By Dr John Bacher and Danny Beaton, Mohawk of the Turtle Clan.
In Memory of Alicja Rozanska.
One of Canada's greatest treasures is the precious mosaic of farmlands and natural areas that form the Holland Marsh. The marsh is Canada's vegetable basket. Enough carrots are produced here to give every Canadian four pounds of this healthy food. Its rich organic soils are increasingly growing diverse crops for immigrant communities, such as bok choy, endives and escarole. Wetlands on the south shore of Lake Simcoe and along the Holland and East Holland River support diverse wildlife and cleanse pollutants.
Given the sacredness of the Holland Marsh, which is one of the most strongly protected parts of Ontario's Greenbelt, the new threat posed to it is quite shocking. The Ontario government recently announced plans for a new expressway. Called accurately by opponents, the Holland Marsh Expressway, it would be a 16.2 kilometre link between the 400 and 404 expressways. It would pave over 39 hectares of critical wildlife habitat. Some 9.5 hectares of the provincially significant Holland Marsh Wetland Complex, which drains into Lake Simcoe, would be removed.
The madness of the Holland Marsh Expressway was well summed up by Claire Malcomson, Executive Director of the Lake Simcoe Coalition. In response to the announcement of Premier Doug Ford approving the highway, she pointed out that "Lake Simcoe is stressed by development inputs, salt from the expanding road network and excessive nutrients already." This situation makes the proposal, in her words, a wholly inappropriate place to build a highway.
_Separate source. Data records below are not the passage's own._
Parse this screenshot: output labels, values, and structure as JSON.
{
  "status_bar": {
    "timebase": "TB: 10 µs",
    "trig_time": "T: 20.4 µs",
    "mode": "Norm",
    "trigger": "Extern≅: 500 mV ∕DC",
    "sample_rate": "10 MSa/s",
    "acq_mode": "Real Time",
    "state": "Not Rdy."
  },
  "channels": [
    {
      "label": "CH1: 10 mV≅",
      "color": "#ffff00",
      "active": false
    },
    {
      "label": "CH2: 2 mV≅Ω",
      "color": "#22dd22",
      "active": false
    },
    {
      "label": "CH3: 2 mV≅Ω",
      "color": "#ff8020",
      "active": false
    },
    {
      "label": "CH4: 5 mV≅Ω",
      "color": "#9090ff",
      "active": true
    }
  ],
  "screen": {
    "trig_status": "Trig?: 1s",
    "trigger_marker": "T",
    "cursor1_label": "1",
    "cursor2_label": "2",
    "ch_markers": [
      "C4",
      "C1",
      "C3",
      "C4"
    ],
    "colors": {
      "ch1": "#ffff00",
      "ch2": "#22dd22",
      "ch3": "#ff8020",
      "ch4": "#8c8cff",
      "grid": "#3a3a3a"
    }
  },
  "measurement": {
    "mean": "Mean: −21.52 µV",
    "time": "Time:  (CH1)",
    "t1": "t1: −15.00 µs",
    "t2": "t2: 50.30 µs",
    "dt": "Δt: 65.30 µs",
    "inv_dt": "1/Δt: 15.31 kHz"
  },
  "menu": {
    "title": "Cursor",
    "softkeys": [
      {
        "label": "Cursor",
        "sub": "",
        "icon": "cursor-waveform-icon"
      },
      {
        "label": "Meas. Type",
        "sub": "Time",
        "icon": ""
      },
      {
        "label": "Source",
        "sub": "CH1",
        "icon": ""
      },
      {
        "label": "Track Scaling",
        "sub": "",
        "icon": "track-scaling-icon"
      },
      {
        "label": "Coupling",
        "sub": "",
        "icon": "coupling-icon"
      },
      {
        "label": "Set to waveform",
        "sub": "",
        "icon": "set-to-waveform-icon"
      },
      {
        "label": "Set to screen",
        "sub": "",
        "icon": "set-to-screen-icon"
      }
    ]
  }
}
The expressway would have an intersection and cut across the largest remaining forested wetland in the Holland Marsh. It is a birding hot spot. This swamp woodland is a refuge for numerous raptors that require forested habitats. These include the Red Shouldered Hawk, the Sharp Shinned, and Broadwinged Hawks. This woodland is also a home to a number of bird species that require large intact forests. These species include the threatened Wood Thrush, the Scarlet Tanager, the Black and White Warbler, the Veery and Ovenbird.
One of the rarest species to be disrupted if the expressway is approved is the Louisiana Waterthrush. Its numbers are down to just five hundred in Canada. This species is vulnerable to the polluted storm water the Holland Marsh Expressway would generate. Such pollution would also contaminate breeding habitat for the Northern Pike.
During its last environmental review, environmental impact studies found two species of turtles that would be vulnerable to the expressway's path. These were the Snapping and Northern Map Turtle. Now, another turtle species found in the Holland Marsh is at risk — the Midland Painted Turtle.
The expressway would cut through the traditional territory of the Georgian Island First Nation. It has never been consulted although the expressway route would disrupt sacred sites.
The ecology and fertility of the Holland Marsh is complex and vulnerable. The soil's fertility is helped by decaying trees. Despite these nutrients, it is vulnerable to oxidation. To plan an expressway through Ontario's salad belt is the height of madness.
It sure looks like Doug Ford has not spent much time with the farmers up in Simcoe County or Bradford, because this is where he has allowed his new Expressway to run through prime agricultural land. This is about as equal to allowing ranchers to burn rainforest, the lungs of Mother Earth, for cattle grazing. In Rondônia, Brazil, already 8% of its rainforest has been destroyed in 18 years. Is Canada, or Ontario, going to let a misguided politician have freedom to hand out permits to construction companies willing to build and pave over prime farmland that produces fruit, vegetables, herbs and medicines, which are far more important than more concrete over our children's future food supply?
Indigenous people in Brazil are fighting their own governments to protect their homelands and rainforest, which contains the same quality of vegetation as the sacred Holland Marsh here in Ontario. The Holland Marsh has been feeding Ontario with a rich food supply. Why would Ontario allow this genocide to take place on world class farmland in the Green Belt location, when vegetation is a solution to Global Warming? If Ontario allows foolhardy projects like this to happen, it will be another step towards disaster and the loss of Mother Earth’s bounty to native and non-native people. Who has the right to endanger all life species, plant life, four legged, winged ones, insects creeping and crawling?
There is an effort to stop the madness of the Holland Marsh Expressway by securing a federal environmental assessment. This can be done by the federal government review agency or by writing directly to the Minister of the Environment, The Honourable Jonathan Wilkinson. While there is not yet an official deadline, do not procrastinate. Send emails to email@example.com or checkout the following website: https://iaac-aeic.gc.ca/050/evaluations.
Photo Credit: Danny Beaton in Tiny Township.